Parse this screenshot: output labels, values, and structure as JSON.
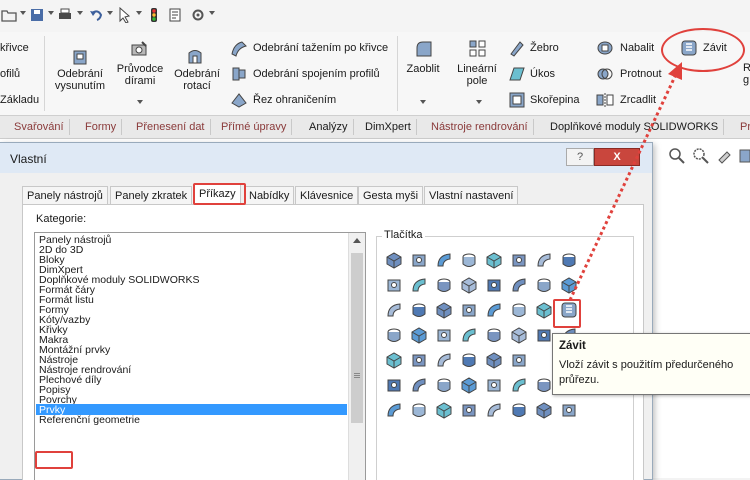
{
  "ribbon": {
    "left_labels": [
      "křivce",
      "ofilů",
      "Základu"
    ],
    "odebrani_vysunutim": [
      "Odebrání",
      "vysunutím"
    ],
    "pruvodce_dirami": [
      "Průvodce",
      "dírami"
    ],
    "odebrani_rotaci": [
      "Odebrání",
      "rotací"
    ],
    "tazenim": "Odebrání tažením po křivce",
    "spojenim": "Odebrání spojením profilů",
    "rez": "Řez ohraničením",
    "zaoblit": "Zaoblit",
    "linearni_pole": [
      "Lineární",
      "pole"
    ],
    "zebro": "Žebro",
    "ukos": "Úkos",
    "skorepina": "Skořepina",
    "nabalit": "Nabalit",
    "protnout": "Protnout",
    "zrcadlit": "Zrcadlit",
    "zavit": "Závit",
    "right_edge": [
      "R",
      "g"
    ]
  },
  "command_tabs": [
    "Svařování",
    "Formy",
    "Přenesení dat",
    "Přímé úpravy",
    "Analýzy",
    "DimXpert",
    "Nástroje rendrování",
    "Doplňkové moduly SOLIDWORKS",
    "Pr"
  ],
  "dialog": {
    "title": "Vlastní",
    "help": "?",
    "close": "X",
    "tabs": [
      "Panely nástrojů",
      "Panely zkratek",
      "Příkazy",
      "Nabídky",
      "Klávesnice",
      "Gesta myši",
      "Vlastní nastavení"
    ],
    "active_tab": "Příkazy",
    "categories_label": "Kategorie:",
    "categories": [
      "Panely nástrojů",
      "2D do 3D",
      "Bloky",
      "DimXpert",
      "Doplňkové moduly SOLIDWORKS",
      "Formát čáry",
      "Formát listu",
      "Formy",
      "Kóty/vazby",
      "Křivky",
      "Makra",
      "Montážní prvky",
      "Nástroje",
      "Nástroje rendrování",
      "Plechové díly",
      "Popisy",
      "Povrchy",
      "Prvky",
      "Referenční geometrie"
    ],
    "selected_category": "Prvky",
    "buttons_label": "Tlačítka"
  },
  "tooltip": {
    "title": "Závit",
    "text_line1": "Vloží závit s použitím předurčeného",
    "text_line2": "průřezu."
  },
  "colors": {
    "annotation_red": "#e0413c",
    "selection_blue": "#3399ff",
    "dialog_title_bg": "#dfe9f5",
    "close_button": "#c9463d"
  }
}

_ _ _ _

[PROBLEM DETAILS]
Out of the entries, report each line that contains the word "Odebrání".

[RESULT OF THIS TASK]
      "Odebrání",
      "Odebrání",
    "tazenim": "Odebrání tažením po křivce",
    "spojenim": "Odebrání spojením profilů",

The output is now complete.